**BRIEF:**
Every line in the records below that holds the word "title" is to be copied.

[Source records]
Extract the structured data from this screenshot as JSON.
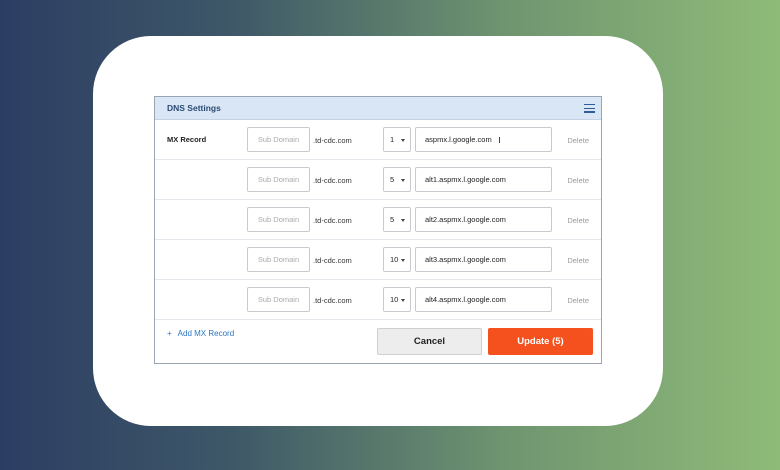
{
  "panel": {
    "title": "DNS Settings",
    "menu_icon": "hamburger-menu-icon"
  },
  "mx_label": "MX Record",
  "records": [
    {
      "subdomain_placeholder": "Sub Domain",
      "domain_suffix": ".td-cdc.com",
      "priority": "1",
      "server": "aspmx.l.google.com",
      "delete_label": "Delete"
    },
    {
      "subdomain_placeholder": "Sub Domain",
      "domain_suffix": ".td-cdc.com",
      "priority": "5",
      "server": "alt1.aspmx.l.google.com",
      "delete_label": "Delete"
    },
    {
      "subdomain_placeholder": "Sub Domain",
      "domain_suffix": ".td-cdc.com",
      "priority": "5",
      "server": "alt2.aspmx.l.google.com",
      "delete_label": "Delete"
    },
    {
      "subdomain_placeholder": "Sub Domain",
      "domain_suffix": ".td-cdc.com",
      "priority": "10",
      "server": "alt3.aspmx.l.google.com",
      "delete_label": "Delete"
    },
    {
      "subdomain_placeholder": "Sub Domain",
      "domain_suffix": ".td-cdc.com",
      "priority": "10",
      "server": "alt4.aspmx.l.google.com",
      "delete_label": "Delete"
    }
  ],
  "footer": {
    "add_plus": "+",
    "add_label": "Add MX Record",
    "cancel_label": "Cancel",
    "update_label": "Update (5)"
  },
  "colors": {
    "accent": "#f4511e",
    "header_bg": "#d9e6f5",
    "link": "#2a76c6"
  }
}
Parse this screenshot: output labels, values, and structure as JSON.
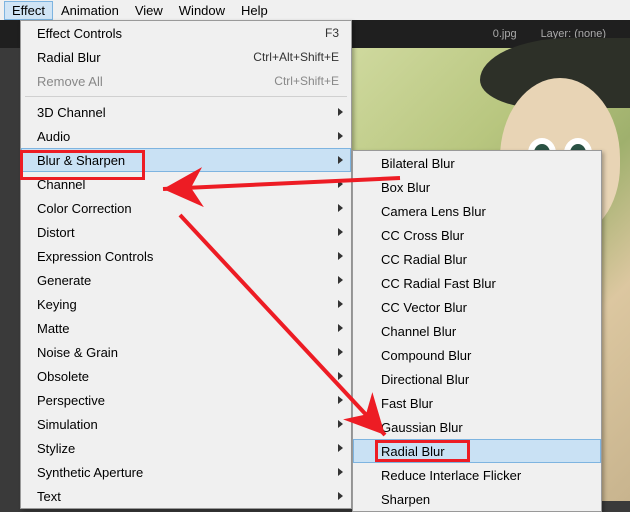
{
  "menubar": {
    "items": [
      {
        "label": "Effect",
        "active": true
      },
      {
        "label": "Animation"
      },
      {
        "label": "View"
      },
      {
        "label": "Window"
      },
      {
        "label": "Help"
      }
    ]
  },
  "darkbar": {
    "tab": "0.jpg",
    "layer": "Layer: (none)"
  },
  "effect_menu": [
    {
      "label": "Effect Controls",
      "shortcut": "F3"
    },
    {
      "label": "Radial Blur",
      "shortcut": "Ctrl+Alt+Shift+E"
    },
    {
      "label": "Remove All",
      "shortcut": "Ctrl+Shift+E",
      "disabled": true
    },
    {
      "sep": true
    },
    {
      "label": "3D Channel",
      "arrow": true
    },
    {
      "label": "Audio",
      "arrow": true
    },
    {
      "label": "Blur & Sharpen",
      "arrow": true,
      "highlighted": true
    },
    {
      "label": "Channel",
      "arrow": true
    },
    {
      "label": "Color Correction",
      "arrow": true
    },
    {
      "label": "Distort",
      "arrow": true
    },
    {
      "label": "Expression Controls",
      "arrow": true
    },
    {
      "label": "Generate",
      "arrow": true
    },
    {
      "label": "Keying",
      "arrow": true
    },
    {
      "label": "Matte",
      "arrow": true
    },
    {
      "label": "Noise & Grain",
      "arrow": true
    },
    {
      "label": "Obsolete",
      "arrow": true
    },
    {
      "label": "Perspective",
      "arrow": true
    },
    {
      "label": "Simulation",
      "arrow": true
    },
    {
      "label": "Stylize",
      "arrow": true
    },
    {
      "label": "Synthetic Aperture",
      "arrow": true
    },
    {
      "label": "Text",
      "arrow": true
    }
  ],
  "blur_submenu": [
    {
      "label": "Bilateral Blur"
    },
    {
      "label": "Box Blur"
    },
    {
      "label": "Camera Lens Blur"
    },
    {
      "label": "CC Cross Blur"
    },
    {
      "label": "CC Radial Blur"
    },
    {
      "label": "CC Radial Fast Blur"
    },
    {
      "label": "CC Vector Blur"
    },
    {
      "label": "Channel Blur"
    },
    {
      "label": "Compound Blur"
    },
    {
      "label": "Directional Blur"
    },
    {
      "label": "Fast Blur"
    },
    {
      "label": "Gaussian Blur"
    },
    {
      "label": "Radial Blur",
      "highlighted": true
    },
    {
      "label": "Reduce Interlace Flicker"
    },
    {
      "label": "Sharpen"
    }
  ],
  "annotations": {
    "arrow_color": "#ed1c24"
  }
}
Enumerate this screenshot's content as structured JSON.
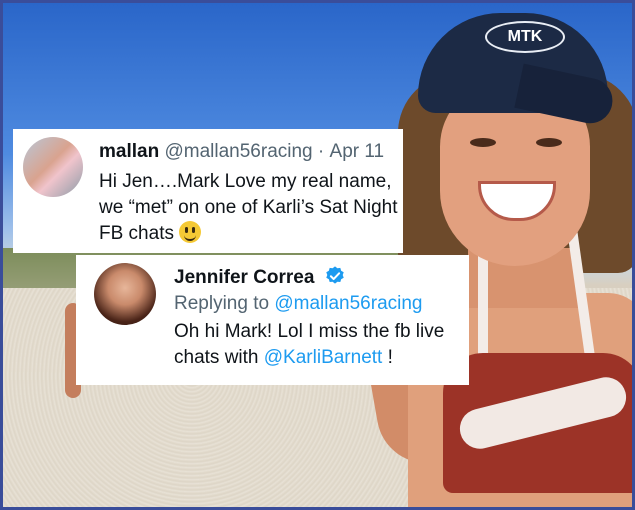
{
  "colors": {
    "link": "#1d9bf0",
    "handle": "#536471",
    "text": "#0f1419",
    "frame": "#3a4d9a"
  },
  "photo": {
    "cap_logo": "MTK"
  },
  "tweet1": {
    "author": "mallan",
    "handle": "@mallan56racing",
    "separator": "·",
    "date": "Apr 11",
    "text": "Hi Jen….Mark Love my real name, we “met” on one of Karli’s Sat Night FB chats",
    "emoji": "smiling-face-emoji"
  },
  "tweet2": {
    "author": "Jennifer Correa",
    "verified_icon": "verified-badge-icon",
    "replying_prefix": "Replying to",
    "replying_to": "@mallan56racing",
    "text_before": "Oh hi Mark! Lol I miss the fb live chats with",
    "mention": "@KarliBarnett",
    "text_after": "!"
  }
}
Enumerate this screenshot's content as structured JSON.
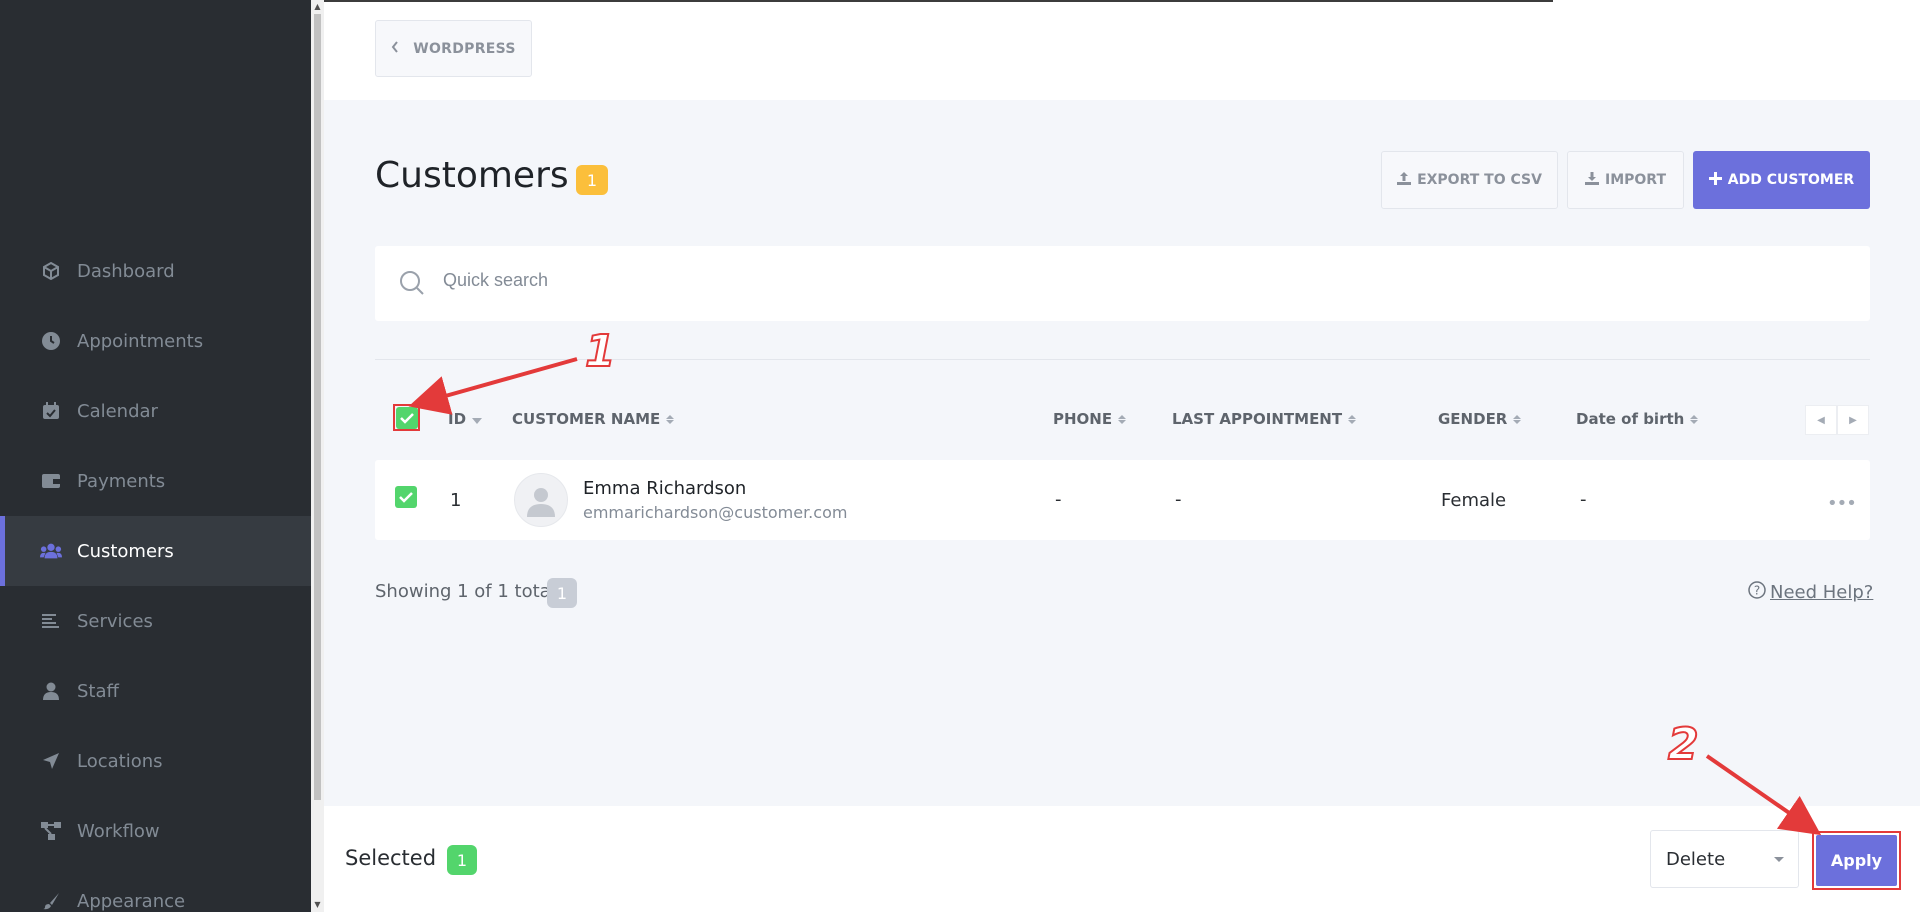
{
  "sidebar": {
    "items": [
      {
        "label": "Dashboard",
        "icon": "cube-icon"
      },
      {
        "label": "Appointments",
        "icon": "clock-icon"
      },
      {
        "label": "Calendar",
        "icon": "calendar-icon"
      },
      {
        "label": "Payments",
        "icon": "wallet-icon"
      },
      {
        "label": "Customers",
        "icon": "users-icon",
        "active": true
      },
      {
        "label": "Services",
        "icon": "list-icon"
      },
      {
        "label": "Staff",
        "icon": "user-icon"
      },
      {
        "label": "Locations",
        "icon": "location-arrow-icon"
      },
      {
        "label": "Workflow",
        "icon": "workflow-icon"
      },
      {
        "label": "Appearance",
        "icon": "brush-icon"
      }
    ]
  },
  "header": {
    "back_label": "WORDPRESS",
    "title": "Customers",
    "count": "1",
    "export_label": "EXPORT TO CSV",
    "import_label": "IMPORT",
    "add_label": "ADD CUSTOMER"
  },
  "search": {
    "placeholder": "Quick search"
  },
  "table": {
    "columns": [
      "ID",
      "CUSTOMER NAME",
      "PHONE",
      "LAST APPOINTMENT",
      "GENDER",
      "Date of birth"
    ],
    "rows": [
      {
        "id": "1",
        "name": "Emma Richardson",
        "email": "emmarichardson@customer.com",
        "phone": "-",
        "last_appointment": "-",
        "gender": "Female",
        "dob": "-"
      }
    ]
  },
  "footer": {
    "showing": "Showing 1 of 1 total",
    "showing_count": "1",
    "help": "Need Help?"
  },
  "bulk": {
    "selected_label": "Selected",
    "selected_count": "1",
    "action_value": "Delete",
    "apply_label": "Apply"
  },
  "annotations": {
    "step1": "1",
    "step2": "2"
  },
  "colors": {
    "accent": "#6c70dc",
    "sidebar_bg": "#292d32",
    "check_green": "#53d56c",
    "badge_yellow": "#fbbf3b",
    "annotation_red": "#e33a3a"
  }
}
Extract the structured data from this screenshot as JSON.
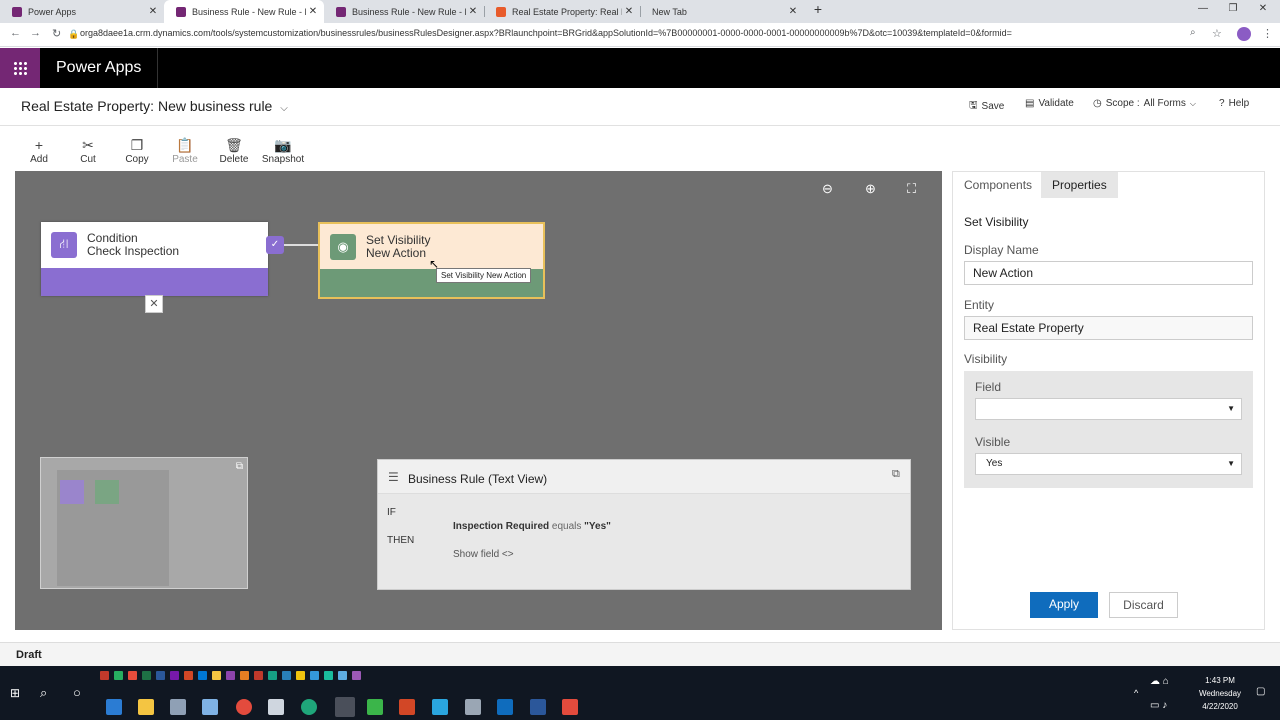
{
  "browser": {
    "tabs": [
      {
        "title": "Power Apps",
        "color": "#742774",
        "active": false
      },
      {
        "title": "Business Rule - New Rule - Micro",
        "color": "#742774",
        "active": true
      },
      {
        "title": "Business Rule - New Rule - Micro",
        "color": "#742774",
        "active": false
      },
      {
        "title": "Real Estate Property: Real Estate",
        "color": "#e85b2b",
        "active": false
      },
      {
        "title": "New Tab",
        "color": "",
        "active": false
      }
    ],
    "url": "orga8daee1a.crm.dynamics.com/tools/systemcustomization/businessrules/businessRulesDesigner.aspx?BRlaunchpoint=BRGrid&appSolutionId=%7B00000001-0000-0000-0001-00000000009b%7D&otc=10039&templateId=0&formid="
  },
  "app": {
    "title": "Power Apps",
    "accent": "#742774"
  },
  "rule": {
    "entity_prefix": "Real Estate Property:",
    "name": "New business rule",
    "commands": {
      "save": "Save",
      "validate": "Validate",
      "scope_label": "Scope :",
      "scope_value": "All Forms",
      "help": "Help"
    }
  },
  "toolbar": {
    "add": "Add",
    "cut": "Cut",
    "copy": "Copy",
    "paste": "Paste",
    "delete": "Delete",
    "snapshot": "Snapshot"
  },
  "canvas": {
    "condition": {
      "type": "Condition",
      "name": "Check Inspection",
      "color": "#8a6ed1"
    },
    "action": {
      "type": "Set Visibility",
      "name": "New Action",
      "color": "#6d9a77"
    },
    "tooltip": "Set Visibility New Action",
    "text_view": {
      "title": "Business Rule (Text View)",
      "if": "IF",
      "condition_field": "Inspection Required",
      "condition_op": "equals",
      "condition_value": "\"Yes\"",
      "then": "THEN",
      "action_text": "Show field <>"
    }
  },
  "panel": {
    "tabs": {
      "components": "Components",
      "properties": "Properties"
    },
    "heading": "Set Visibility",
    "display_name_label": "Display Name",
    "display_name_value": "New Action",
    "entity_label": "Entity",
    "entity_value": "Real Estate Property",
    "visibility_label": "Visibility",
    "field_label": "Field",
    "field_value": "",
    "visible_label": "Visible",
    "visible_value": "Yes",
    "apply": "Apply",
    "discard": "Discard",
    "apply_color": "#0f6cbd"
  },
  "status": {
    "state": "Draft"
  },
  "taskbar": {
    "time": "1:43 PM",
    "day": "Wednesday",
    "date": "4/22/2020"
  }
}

**YOUR SOLUTION:**
    "title": "DNS Settings",
    "title": "Customers",
        "title": "Power Apps",
        "title": "Business Rule - New Rule - Micro",
        "title": "Business Rule - New Rule - Micro",
        "title": "Real Estate Property: Real Estate",
        "title": "New Tab",
    "title": "Power Apps",
      "title": "Business Rule (Text View)",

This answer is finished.